The multitude of protesters arrived at Ramaphosa's Union Buildings offices singing, dancing and chanting anti-foreigner slogans.
Freeman Bhengu, the organizer of the march and member of Sisonke People’s Forum, accused the government of failing to implement immigration laws.
"Our country has plenty (of) problems (including) education (and) health system. Even policing we have got problems. Add on top of that the issue of illegal immigrants. It's not sustainable. Something has to be done," Bhengu told VOA.
Some foreign nationals have described the protest as an act of xenophobia and fear it could lead to attacks on immigrants.
Zandile Dabula, the National Secretary of Operation Dudula, an organization known for expressing anti-foreigner sentiments, rejected allegations that they are xenophobic.
"We need a mass deportation. That’s the most thing that we want as South Africans. We want South Africans to be prioritized especially in our health care facilities (and) schools. Dabula said.
Some protesters accused foreign nationals of being behind violent crime in the country.
Although foreigners have been linked to some crime, there are no reports showing crime is disproportionate to foreigners. In addition, the government has not shown data that foreign nationals contribute significantly to unemployment.

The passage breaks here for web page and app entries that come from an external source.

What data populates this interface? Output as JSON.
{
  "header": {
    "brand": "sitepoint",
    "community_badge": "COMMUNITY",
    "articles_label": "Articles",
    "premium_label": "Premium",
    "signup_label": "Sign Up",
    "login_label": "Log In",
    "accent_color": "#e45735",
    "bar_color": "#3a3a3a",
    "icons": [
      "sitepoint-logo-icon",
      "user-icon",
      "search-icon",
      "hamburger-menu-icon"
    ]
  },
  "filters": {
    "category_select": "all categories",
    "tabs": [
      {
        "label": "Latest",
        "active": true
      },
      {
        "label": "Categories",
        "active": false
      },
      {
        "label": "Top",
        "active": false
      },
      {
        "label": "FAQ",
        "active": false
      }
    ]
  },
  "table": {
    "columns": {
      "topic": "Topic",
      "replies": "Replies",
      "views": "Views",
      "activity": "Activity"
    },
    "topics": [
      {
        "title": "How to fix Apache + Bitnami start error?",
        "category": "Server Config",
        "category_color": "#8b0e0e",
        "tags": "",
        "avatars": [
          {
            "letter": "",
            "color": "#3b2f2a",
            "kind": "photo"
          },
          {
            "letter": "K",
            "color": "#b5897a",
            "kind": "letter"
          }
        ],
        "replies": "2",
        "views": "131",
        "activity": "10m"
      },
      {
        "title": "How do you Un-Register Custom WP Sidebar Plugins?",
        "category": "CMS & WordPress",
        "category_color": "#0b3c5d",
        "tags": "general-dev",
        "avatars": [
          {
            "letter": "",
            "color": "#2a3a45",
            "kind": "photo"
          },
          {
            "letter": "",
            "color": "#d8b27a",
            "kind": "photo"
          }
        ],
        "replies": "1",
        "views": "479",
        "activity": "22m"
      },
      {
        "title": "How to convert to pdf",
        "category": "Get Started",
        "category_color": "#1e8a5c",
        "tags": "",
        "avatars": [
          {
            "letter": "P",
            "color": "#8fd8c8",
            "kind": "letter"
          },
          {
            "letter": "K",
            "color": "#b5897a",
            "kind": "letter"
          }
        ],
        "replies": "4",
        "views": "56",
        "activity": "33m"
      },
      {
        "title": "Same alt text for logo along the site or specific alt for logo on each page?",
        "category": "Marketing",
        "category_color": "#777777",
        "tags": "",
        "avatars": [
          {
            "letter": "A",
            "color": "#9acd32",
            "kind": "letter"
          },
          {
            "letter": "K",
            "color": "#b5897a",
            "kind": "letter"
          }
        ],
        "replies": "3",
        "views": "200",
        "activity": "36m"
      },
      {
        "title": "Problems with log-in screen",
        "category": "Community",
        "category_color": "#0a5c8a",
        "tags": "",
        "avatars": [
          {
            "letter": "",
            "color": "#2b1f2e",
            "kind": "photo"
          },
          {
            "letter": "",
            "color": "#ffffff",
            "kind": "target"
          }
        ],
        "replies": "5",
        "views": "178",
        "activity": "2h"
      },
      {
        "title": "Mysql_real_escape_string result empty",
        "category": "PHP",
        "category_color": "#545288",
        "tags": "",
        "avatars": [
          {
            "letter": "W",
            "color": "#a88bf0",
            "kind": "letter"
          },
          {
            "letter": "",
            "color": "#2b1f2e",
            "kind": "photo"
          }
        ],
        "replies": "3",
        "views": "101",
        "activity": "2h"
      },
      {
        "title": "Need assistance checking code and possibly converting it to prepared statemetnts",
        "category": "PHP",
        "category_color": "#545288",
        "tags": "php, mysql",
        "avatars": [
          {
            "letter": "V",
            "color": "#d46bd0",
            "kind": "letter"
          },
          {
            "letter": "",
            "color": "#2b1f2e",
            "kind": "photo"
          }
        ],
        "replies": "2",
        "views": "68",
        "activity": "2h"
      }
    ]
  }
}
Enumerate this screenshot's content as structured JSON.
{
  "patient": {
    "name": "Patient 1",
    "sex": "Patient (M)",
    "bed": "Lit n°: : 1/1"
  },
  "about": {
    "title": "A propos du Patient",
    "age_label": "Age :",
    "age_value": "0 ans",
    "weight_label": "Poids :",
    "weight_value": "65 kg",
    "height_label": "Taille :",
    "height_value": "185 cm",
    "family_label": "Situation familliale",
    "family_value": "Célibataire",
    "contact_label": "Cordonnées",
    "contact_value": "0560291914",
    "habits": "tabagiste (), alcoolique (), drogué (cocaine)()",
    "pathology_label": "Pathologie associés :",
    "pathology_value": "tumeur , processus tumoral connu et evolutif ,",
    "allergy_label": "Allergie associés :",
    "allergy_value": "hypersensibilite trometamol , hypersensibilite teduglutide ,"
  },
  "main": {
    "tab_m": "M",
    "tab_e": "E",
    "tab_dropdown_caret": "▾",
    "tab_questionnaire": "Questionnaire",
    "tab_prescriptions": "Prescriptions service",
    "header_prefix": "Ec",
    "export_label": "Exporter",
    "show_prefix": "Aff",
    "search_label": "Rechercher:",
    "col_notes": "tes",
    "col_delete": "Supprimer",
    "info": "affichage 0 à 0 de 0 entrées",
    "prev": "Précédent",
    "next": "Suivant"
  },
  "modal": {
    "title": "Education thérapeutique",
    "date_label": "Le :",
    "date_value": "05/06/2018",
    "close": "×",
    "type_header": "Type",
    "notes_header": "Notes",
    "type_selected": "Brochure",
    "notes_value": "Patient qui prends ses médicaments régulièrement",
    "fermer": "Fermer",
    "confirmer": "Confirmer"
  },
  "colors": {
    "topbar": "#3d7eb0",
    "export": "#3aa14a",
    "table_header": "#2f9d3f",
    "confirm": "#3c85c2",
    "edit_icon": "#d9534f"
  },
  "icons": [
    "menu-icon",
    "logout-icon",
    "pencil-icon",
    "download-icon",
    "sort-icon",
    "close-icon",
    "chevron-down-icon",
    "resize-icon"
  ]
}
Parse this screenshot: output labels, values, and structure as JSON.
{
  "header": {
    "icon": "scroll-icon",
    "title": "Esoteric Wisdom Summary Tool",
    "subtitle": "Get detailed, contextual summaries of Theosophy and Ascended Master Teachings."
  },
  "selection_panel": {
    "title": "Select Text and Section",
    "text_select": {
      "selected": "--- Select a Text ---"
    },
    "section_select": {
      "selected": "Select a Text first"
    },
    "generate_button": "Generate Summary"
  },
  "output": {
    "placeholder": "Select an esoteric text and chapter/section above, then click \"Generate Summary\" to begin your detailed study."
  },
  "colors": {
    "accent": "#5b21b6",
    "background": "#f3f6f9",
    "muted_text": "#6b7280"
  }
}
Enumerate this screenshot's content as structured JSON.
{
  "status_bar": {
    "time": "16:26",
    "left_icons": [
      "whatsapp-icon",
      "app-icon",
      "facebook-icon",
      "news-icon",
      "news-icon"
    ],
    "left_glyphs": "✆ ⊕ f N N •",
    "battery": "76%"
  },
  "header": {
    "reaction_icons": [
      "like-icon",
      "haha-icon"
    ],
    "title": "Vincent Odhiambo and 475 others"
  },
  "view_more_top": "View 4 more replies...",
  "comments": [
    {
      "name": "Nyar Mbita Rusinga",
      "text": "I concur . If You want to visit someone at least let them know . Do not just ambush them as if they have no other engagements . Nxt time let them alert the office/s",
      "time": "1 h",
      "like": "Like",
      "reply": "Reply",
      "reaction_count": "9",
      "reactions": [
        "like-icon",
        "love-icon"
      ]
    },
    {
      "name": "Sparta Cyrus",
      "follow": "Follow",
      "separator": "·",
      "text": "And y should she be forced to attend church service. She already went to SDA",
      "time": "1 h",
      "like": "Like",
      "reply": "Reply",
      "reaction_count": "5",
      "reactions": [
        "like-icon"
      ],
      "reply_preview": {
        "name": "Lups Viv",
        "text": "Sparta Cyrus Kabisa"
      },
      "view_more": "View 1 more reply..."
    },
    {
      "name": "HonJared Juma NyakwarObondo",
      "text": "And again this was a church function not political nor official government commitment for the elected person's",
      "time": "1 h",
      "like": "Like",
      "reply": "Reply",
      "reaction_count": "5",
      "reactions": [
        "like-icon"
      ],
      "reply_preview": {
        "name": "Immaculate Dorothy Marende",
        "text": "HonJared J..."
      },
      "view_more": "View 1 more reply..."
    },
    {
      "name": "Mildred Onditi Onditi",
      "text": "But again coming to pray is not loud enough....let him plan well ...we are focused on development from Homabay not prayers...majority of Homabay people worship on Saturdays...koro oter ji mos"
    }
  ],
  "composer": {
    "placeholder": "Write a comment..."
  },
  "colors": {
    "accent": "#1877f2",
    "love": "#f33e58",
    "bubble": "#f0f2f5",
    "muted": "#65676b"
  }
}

Meanwhile, Ramaphosa has yet to respond to the protesters who pledged to continue their demonstrations until he acceded to their demands.